EXERCISE GOAL: Return every line below in which "Delay" appears.

SOURCE DATA:
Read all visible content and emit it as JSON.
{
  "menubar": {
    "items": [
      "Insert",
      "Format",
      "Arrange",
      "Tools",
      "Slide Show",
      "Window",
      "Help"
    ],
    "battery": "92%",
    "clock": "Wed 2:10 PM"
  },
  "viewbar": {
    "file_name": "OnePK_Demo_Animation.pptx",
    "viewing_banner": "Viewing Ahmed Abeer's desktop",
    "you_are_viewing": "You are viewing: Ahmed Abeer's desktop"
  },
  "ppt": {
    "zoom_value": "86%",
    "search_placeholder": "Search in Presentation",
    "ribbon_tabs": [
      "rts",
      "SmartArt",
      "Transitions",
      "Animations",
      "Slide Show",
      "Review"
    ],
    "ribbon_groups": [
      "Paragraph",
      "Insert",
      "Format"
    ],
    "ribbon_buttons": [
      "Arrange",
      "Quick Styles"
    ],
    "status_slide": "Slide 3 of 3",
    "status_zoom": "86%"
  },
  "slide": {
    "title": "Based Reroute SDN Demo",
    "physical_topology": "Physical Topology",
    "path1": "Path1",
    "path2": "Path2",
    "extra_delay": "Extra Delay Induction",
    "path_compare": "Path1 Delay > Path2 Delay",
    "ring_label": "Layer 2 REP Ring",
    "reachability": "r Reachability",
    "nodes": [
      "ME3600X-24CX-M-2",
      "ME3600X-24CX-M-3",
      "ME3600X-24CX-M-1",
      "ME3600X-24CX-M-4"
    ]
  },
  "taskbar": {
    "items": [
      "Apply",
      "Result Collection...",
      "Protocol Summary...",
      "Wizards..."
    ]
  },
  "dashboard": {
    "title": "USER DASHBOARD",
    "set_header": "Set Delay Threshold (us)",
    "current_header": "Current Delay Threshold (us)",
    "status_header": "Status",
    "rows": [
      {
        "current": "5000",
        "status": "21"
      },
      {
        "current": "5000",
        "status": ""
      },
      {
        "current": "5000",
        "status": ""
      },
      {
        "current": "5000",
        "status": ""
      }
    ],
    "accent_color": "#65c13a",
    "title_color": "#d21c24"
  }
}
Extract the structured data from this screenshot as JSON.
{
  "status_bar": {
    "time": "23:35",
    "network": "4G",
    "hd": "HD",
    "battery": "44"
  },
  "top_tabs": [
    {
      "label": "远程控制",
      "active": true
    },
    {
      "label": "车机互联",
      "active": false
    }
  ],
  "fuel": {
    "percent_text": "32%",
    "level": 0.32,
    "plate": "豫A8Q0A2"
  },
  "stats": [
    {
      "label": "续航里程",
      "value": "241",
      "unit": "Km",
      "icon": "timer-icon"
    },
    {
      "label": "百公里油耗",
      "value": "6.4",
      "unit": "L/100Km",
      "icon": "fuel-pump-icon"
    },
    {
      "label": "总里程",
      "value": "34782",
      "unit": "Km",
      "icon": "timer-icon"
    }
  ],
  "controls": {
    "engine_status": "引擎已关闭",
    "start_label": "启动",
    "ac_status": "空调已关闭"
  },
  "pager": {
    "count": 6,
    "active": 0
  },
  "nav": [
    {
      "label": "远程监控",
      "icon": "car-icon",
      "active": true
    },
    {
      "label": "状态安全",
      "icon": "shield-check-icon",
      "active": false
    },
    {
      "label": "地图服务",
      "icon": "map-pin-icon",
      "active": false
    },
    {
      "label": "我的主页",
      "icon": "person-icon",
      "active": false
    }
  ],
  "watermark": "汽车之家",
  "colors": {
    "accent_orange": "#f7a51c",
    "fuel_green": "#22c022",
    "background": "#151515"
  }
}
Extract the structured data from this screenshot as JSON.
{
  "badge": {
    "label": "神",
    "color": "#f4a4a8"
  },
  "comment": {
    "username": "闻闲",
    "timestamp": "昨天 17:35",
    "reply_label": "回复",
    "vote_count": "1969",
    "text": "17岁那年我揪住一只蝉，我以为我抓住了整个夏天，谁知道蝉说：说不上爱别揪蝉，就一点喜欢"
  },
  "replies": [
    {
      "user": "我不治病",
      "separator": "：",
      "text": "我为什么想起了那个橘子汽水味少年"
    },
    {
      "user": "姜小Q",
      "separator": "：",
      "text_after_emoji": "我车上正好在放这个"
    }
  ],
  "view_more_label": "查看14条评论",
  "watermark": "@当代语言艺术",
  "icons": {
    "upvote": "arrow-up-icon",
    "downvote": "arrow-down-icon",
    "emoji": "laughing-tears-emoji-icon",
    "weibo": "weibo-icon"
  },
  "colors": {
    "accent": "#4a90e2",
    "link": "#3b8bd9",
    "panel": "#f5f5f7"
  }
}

REPLY TO THE TASK:
    "extra_delay": "Extra Delay Induction",
    "path_compare": "Path1 Delay > Path2 Delay",
    "set_header": "Set Delay Threshold (us)",
    "current_header": "Current Delay Threshold (us)",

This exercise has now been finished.